%%

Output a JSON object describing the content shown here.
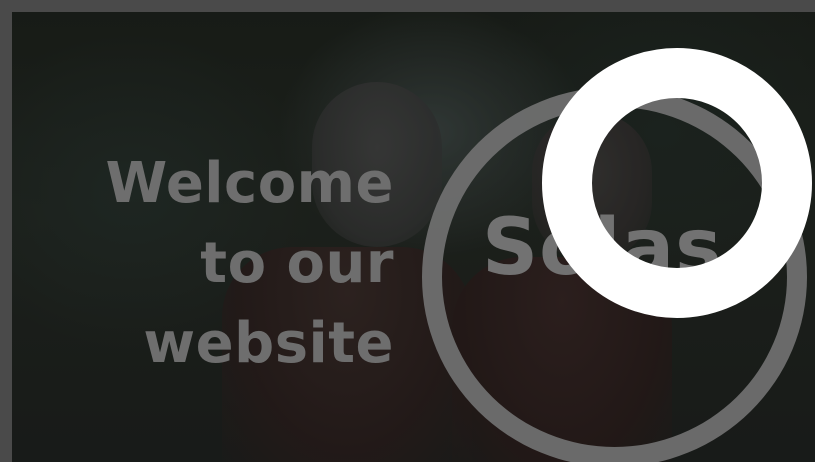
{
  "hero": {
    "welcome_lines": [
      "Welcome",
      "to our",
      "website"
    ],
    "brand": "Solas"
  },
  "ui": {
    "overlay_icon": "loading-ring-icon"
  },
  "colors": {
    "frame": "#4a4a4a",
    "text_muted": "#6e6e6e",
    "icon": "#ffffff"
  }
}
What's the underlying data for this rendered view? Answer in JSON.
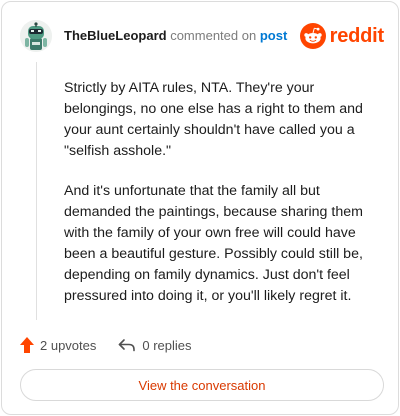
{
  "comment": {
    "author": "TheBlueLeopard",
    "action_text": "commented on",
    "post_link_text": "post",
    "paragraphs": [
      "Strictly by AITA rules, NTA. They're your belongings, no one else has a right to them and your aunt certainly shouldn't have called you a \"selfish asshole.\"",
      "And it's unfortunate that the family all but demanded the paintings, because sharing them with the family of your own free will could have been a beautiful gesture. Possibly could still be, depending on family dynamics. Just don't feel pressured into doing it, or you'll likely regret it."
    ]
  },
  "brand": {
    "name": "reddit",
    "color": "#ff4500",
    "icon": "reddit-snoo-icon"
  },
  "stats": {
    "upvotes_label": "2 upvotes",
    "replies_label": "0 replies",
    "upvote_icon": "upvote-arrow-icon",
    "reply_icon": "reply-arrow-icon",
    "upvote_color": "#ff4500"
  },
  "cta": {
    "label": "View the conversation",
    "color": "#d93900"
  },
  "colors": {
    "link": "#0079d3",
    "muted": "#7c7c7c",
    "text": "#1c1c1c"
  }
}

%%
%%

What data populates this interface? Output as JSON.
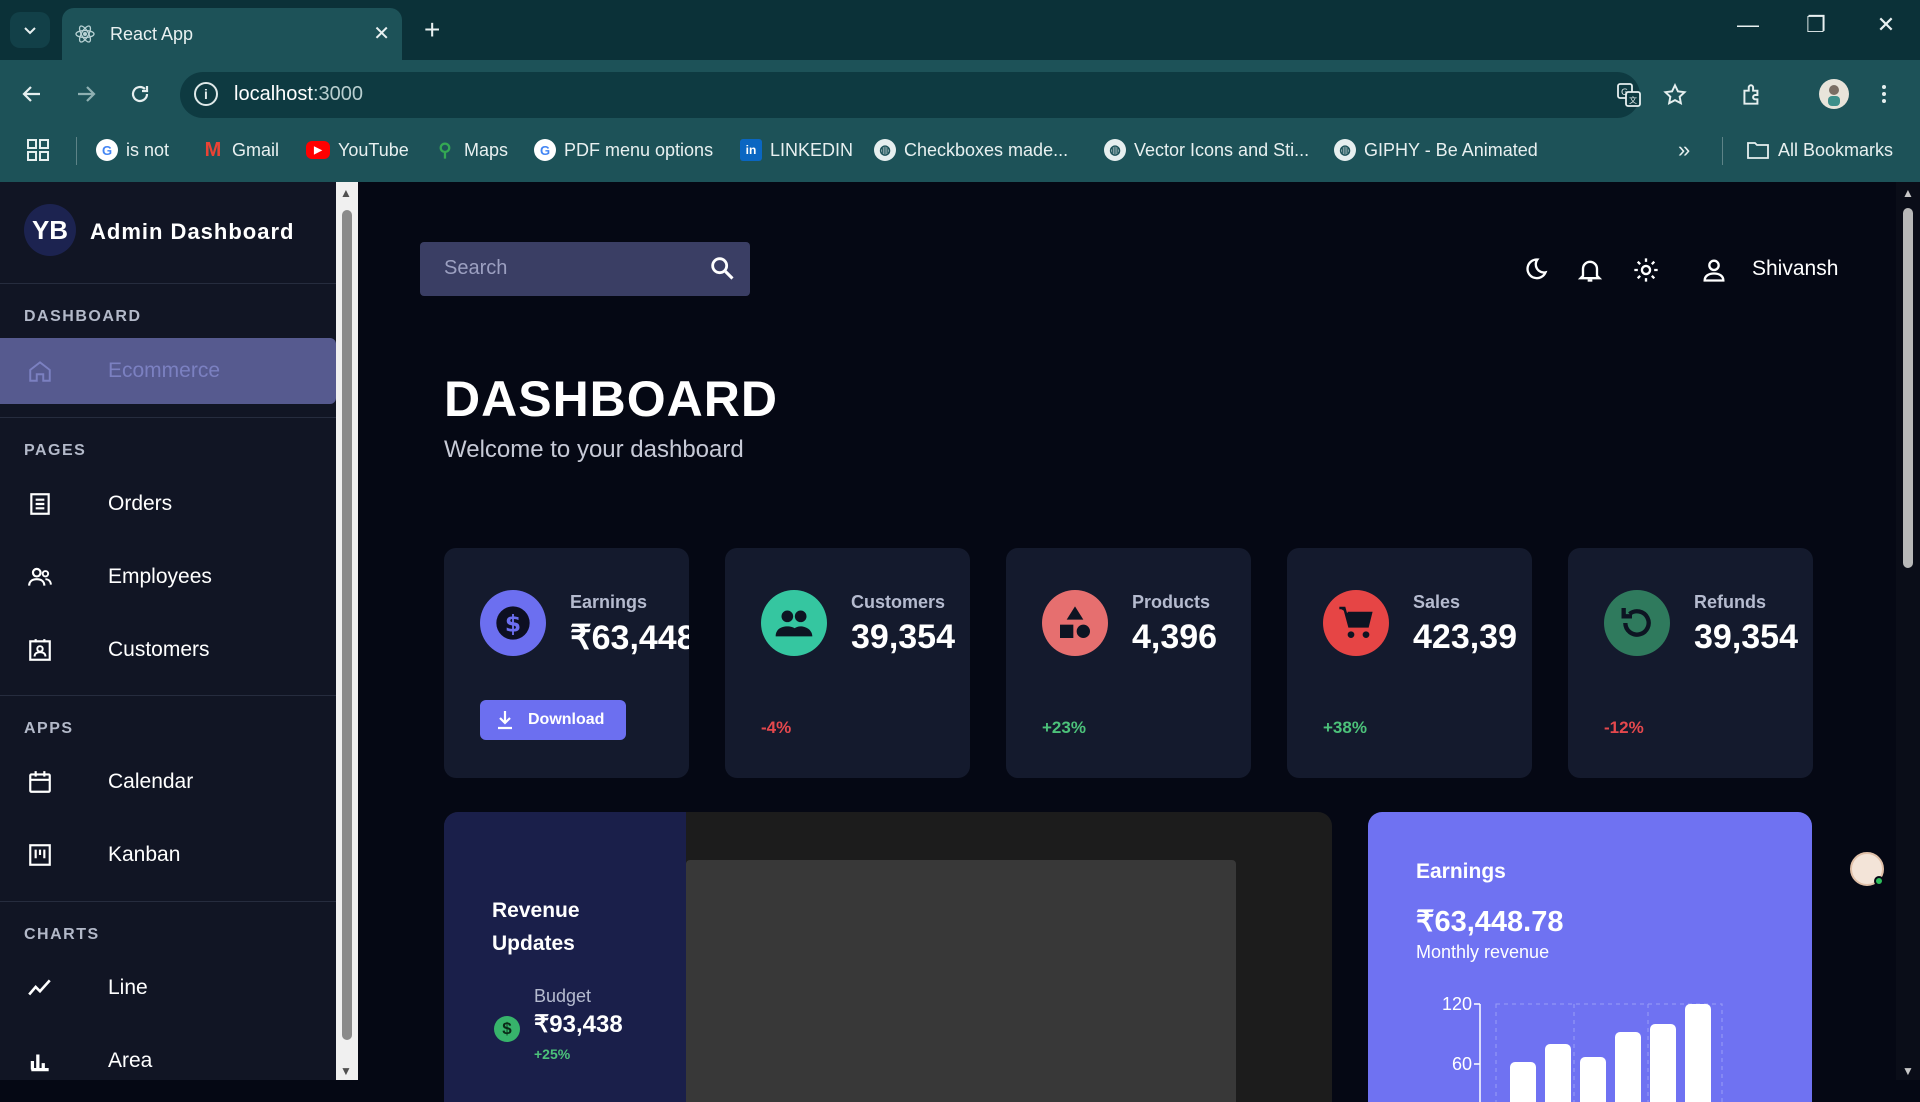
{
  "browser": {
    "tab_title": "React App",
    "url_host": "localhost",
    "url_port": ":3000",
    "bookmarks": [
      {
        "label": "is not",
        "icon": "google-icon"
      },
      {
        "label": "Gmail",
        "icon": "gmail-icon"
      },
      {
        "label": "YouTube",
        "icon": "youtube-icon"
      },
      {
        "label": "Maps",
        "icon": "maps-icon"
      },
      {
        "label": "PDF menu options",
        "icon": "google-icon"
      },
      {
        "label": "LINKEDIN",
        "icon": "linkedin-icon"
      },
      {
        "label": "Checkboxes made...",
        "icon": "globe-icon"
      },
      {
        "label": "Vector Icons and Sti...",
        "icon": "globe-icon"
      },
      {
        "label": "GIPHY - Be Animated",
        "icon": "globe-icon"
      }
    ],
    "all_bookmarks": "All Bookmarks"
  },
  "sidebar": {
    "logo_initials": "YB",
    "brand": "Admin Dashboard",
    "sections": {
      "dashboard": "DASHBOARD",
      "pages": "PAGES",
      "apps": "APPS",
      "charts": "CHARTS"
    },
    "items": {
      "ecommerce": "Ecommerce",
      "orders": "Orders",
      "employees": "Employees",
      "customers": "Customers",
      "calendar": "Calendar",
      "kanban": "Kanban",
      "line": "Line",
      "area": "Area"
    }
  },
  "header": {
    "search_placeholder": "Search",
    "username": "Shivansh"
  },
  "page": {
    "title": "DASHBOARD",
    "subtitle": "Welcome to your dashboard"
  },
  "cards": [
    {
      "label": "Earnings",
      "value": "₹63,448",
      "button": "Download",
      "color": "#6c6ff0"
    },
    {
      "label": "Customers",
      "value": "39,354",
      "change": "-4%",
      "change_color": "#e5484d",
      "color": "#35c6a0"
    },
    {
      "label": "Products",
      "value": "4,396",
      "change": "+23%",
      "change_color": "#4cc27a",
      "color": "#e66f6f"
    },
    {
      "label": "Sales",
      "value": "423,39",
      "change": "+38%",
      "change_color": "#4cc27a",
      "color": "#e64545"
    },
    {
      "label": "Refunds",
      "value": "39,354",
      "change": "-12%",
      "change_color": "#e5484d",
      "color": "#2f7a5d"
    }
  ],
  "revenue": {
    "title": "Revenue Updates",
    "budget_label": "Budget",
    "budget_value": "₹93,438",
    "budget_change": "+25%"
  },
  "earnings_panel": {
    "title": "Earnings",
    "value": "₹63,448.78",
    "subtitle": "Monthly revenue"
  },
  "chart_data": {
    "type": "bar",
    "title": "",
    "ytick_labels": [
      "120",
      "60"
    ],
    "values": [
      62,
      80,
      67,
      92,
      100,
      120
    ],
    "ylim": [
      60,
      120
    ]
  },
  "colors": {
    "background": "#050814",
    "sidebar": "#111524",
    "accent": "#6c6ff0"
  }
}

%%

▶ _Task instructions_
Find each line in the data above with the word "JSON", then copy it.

▶ _Response to the exercise_
Output a JSON object describing the content shown here.
What's the underlying data for this rendered view? Answer in JSON.
What data populates this interface? Output as JSON.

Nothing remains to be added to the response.